> TASK BRIEF
From the entries below, please gather each line containing the string "doggo".

━━ SOURCE DATA ━━

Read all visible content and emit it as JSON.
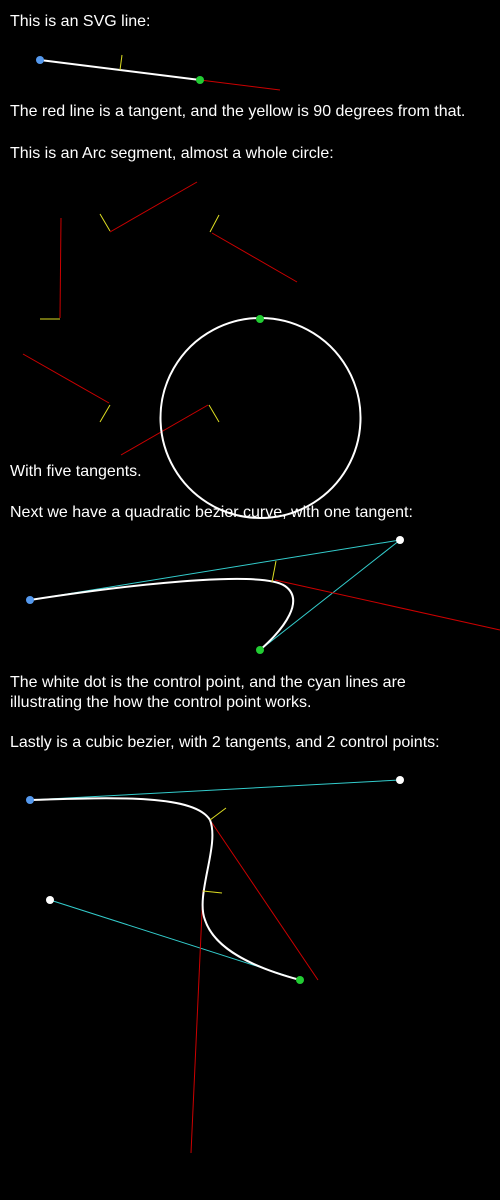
{
  "colors": {
    "background": "#000000",
    "text": "#ffffff",
    "path": "#ffffff",
    "tangent": "#cc0000",
    "normal": "#dddd22",
    "start_point": "#5599ee",
    "end_point": "#22cc33",
    "control_point": "#ffffff",
    "control_line": "#33cccc"
  },
  "captions": {
    "svg_line": "This is an SVG line:",
    "line_explanation": "The red line is a tangent, and the yellow is 90 degrees from that.",
    "arc_intro": "This is an Arc segment, almost a whole circle:",
    "arc_tangents": "With five tangents.",
    "quadratic_intro": "Next we have a quadratic bezier curve, with one tangent:",
    "control_explanation": "The white dot is the control point, and the cyan lines are illustrating the how the control point works.",
    "cubic_intro": "Lastly is a cubic bezier, with 2 tangents, and 2 control points:"
  },
  "figures": {
    "line_tangents": 1,
    "arc_tangents": 5,
    "quadratic_tangents": 1,
    "quadratic_control_points": 1,
    "cubic_tangents": 2,
    "cubic_control_points": 2
  }
}
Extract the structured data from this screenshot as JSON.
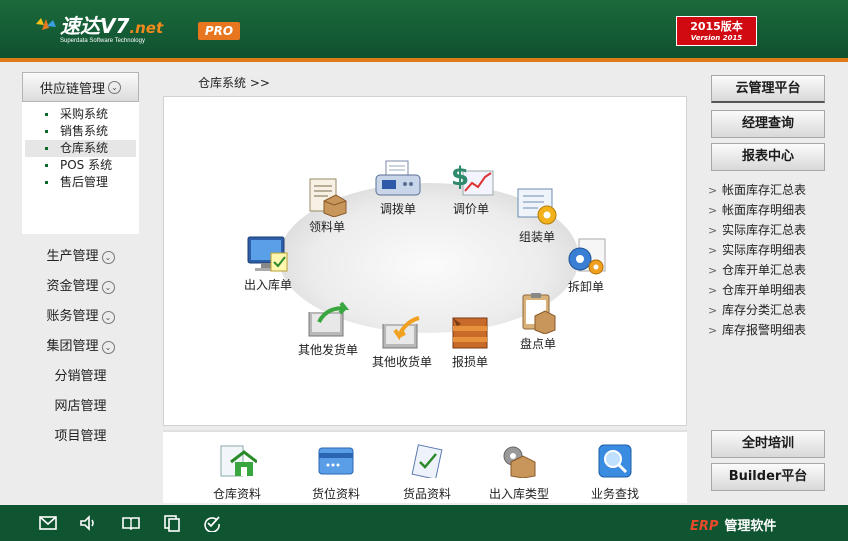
{
  "header": {
    "logo_text": "速达V7",
    "logo_net": ".net",
    "logo_sub": "Superdata Software Technology",
    "pro_badge": "PRO",
    "version_line1": "2015版本",
    "version_line2": "Version 2015"
  },
  "left_nav": {
    "supply_chain": "供应链管理",
    "sub_items": [
      "采购系统",
      "销售系统",
      "仓库系统",
      "POS 系统",
      "售后管理"
    ],
    "items": [
      "生产管理",
      "资金管理",
      "账务管理",
      "集团管理",
      "分销管理",
      "网店管理",
      "项目管理"
    ]
  },
  "breadcrumb": "仓库系统  >>",
  "modules": {
    "lingliao": "领料单",
    "diaobo": "调拨单",
    "tiaojia": "调价单",
    "zuzhuang": "组装单",
    "chuxie": "拆卸单",
    "churuku": "出入库单",
    "qitafahuo": "其他发货单",
    "qitashouhuo": "其他收货单",
    "baosun": "报损单",
    "pandian": "盘点单"
  },
  "tools": [
    "仓库资料",
    "货位资料",
    "货品资料",
    "出入库类型",
    "业务查找"
  ],
  "right": {
    "cloud": "云管理平台",
    "manager": "经理查询",
    "report_center": "报表中心",
    "reports": [
      "帐面库存汇总表",
      "帐面库存明细表",
      "实际库存汇总表",
      "实际库存明细表",
      "仓库开单汇总表",
      "仓库开单明细表",
      "库存分类汇总表",
      "库存报警明细表"
    ],
    "training": "全时培训",
    "builder": "Builder平台"
  },
  "footer": {
    "erp": "ERP",
    "label": "管理软件"
  },
  "colors": {
    "header_green": "#1c6a3c",
    "accent_orange": "#e07a18",
    "version_red": "#d10a12",
    "footer_green": "#105532"
  }
}
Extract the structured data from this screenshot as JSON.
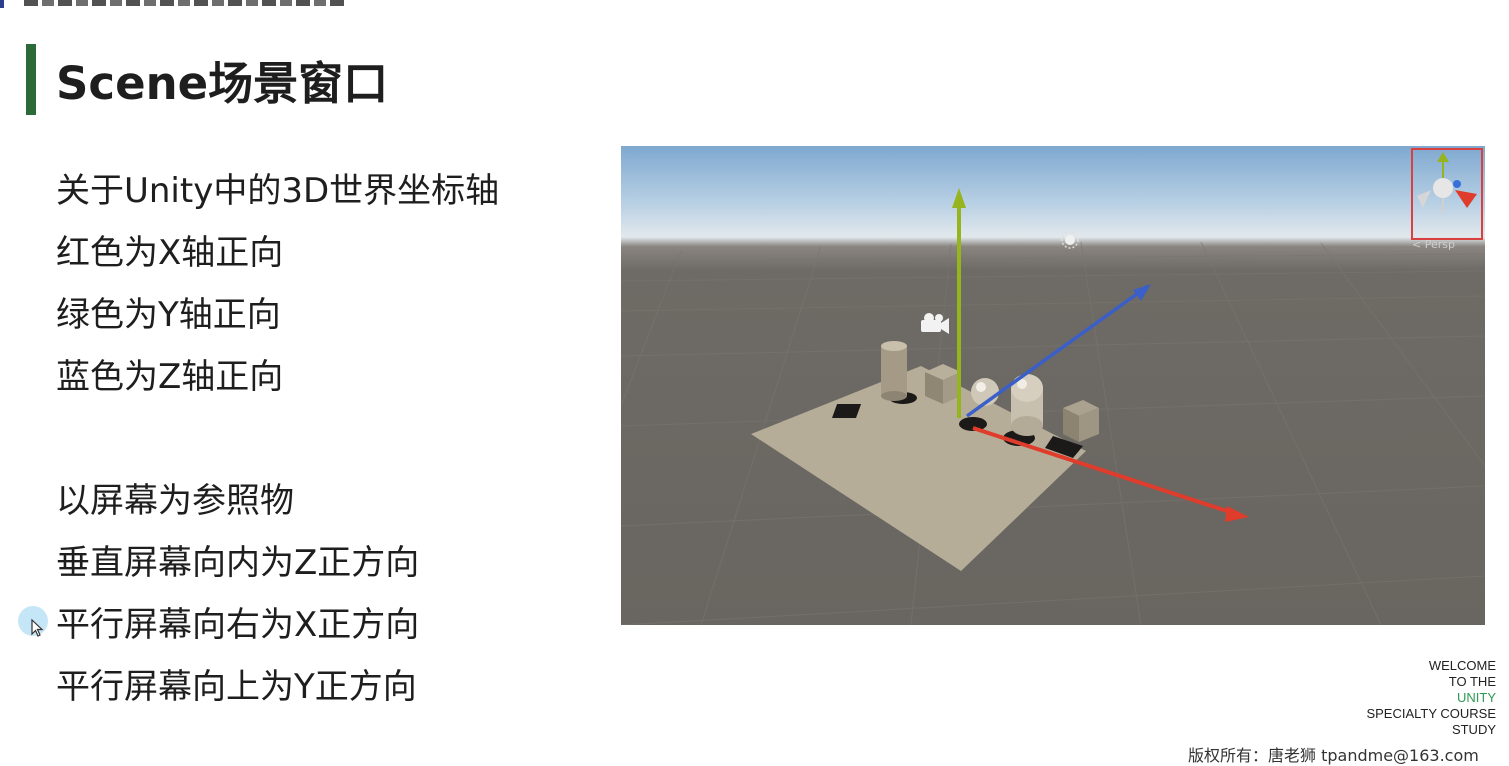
{
  "slide": {
    "title": "Scene场景窗口",
    "accent_color": "#2d6a3a"
  },
  "bullets": [
    "关于Unity中的3D世界坐标轴",
    "红色为X轴正向",
    "绿色为Y轴正向",
    "蓝色为Z轴正向",
    "以屏幕为参照物",
    "垂直屏幕向内为Z正方向",
    "平行屏幕向右为X正方向",
    "平行屏幕向上为Y正方向"
  ],
  "scene_view": {
    "projection_label": "< Persp",
    "gizmo_highlight_color": "#d94040",
    "axis_colors": {
      "x": "#e03c2c",
      "y": "#96b41e",
      "z": "#3a5fc8"
    },
    "icons": [
      "camera-icon",
      "sun-light-icon",
      "orientation-gizmo-icon"
    ]
  },
  "branding": {
    "line1": "WELCOME",
    "line2": "TO THE",
    "line3": "UNITY",
    "line4": "SPECIALTY COURSE",
    "line5": "STUDY",
    "accent_color": "#2c9a54"
  },
  "footer": {
    "copyright": "版权所有：唐老狮 tpandme@163.com"
  }
}
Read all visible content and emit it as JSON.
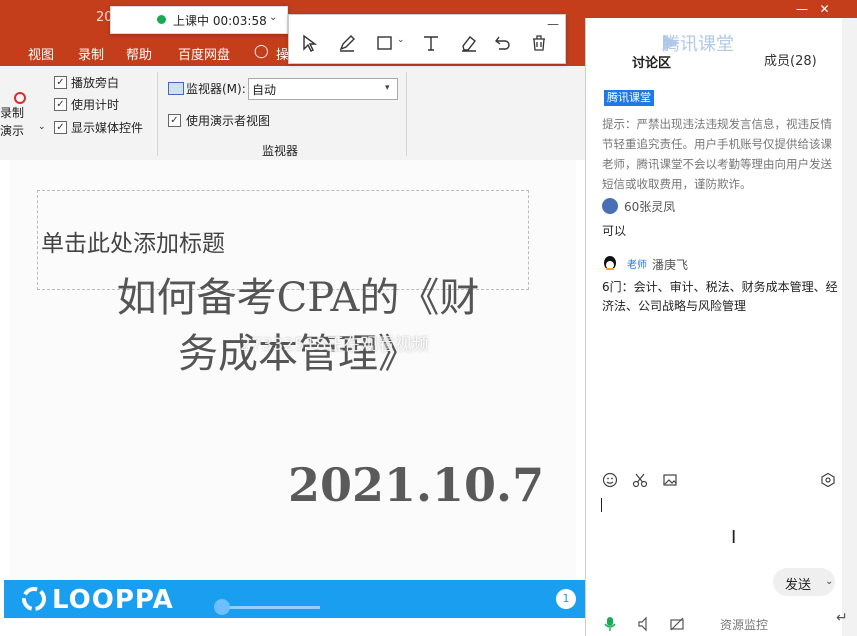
{
  "powerpoint": {
    "title_partial": "20",
    "tabs": [
      "视图",
      "录制",
      "帮助",
      "百度网盘",
      "操"
    ],
    "ribbon": {
      "left_cut": [
        "录制",
        "演示"
      ],
      "checks": [
        "播放旁白",
        "使用计时",
        "显示媒体控件"
      ],
      "monitor_label": "监视器(M):",
      "monitor_value": "自动",
      "presenter_view": "使用演示者视图",
      "group_label": "监视器"
    }
  },
  "live_bar": {
    "status": "上课中 00:03:58"
  },
  "slide": {
    "placeholder": "单击此处添加标题",
    "title_line1": "如何备考CPA的《财",
    "title_line2": "务成本管理》",
    "watermark": "27332518正在观看视频",
    "date": "2021.10.7"
  },
  "player": {
    "logo": "LOOPPA",
    "page": "1"
  },
  "chat": {
    "brand": "腾讯课堂",
    "tab_discuss": "讨论区",
    "tab_members": "成员(28)",
    "tag": "腾讯课堂",
    "notice": "提示：严禁出现违法违规发言信息，视违反情节轻重追究责任。用户手机账号仅提供给该课老师，腾讯课堂不会以考勤等理由向用户发送短信或收取费用，谨防欺诈。",
    "messages": [
      {
        "user": "60张灵凤",
        "text": "可以"
      },
      {
        "user": "潘庚飞",
        "badge": "老师",
        "text": "6门：会计、审计、税法、财务成本管理、经济法、公司战略与风险管理"
      }
    ],
    "send": "发送",
    "status": "资源监控"
  },
  "colors": {
    "ppt_red": "#c43e1c",
    "player_blue": "#1a9ef0",
    "tag_blue": "#1e78e6"
  }
}
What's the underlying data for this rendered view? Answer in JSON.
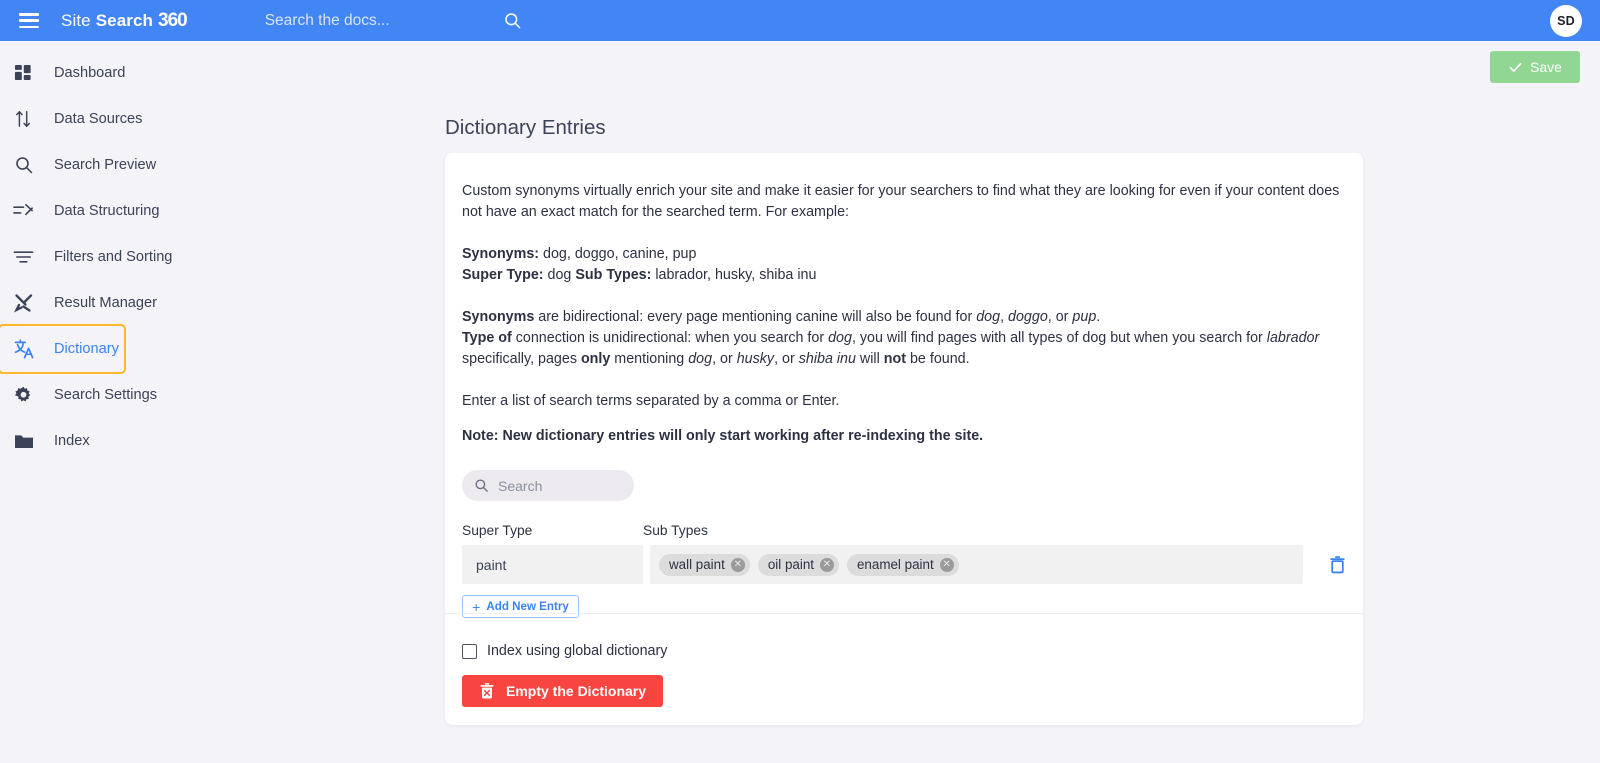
{
  "topbar": {
    "menu_icon": "hamburger-icon",
    "brand_site": "Site",
    "brand_search": "Search",
    "brand_360": "360",
    "search_placeholder": "Search the docs...",
    "search_value": "",
    "search_icon": "search-icon",
    "avatar_initials": "SD",
    "bg_color": "#4285f4"
  },
  "sidebar": {
    "items": [
      {
        "label": "Dashboard",
        "icon": "dashboard-icon"
      },
      {
        "label": "Data Sources",
        "icon": "arrows-updown-icon"
      },
      {
        "label": "Search Preview",
        "icon": "search-icon"
      },
      {
        "label": "Data Structuring",
        "icon": "data-structuring-icon"
      },
      {
        "label": "Filters and Sorting",
        "icon": "filter-icon"
      },
      {
        "label": "Result Manager",
        "icon": "tools-icon"
      },
      {
        "label": "Dictionary",
        "icon": "translate-icon"
      },
      {
        "label": "Search Settings",
        "icon": "gear-icon"
      },
      {
        "label": "Index",
        "icon": "folder-icon"
      }
    ],
    "active_index": 6,
    "active_outline_color": "#fcb72b",
    "active_text_color": "#3b82f6"
  },
  "toolbar": {
    "save_label": "Save",
    "save_icon": "check-icon",
    "save_color": "#92d694"
  },
  "main": {
    "page_title": "Dictionary Entries",
    "intro_paragraph": "Custom synonyms virtually enrich your site and make it easier for your searchers to find what they are looking for even if your content does not have an exact match for the searched term. For example:",
    "example": {
      "synonyms_label": "Synonyms:",
      "synonyms_value": " dog, doggo, canine, pup",
      "super_type_label": "Super Type:",
      "super_type_value": " dog ",
      "sub_types_label": "Sub Types:",
      "sub_types_value": " labrador, husky, shiba inu"
    },
    "explain": {
      "l1_b": "Synonyms",
      "l1_t1": " are bidirectional: every page mentioning canine will also be found for ",
      "l1_i1": "dog",
      "l1_t2": ", ",
      "l1_i2": "doggo",
      "l1_t3": ", or ",
      "l1_i3": "pup",
      "l1_t4": ".",
      "l2_b": "Type of",
      "l2_t1": " connection is unidirectional: when you search for ",
      "l2_i1": "dog",
      "l2_t2": ", you will find pages with all types of dog but when you search for ",
      "l2_i2": "labrador",
      "l2_t3": " specifically, pages ",
      "l2_b2": "only",
      "l2_t4": " mentioning ",
      "l2_i3": "dog",
      "l2_t5": ", or ",
      "l2_i4": "husky",
      "l2_t6": ", or ",
      "l2_i5": "shiba inu",
      "l2_t7": " will ",
      "l2_b3": "not",
      "l2_t8": " be found."
    },
    "instruction": "Enter a list of search terms separated by a comma or Enter.",
    "note": "Note: New dictionary entries will only start working after re-indexing the site.",
    "search": {
      "placeholder": "Search",
      "value": "",
      "icon": "search-icon"
    },
    "table": {
      "col_super_type": "Super Type",
      "col_sub_types": "Sub Types",
      "rows": [
        {
          "super_type": "paint",
          "sub_types": [
            "wall paint",
            "oil paint",
            "enamel paint"
          ],
          "delete_icon": "trash-icon"
        }
      ]
    },
    "add_new_entry_label": "Add New Entry",
    "add_new_entry_plus": "+",
    "footer": {
      "checkbox_label": "Index using global dictionary",
      "checkbox_checked": false,
      "empty_button_label": "Empty the Dictionary",
      "empty_button_icon": "trash-x-icon",
      "empty_button_color": "#f8453f"
    }
  }
}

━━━

> YOUR SOLUTION
      "synonyms_value": " dog, doggo, canine, pup",
      "l1_i2": "doggo",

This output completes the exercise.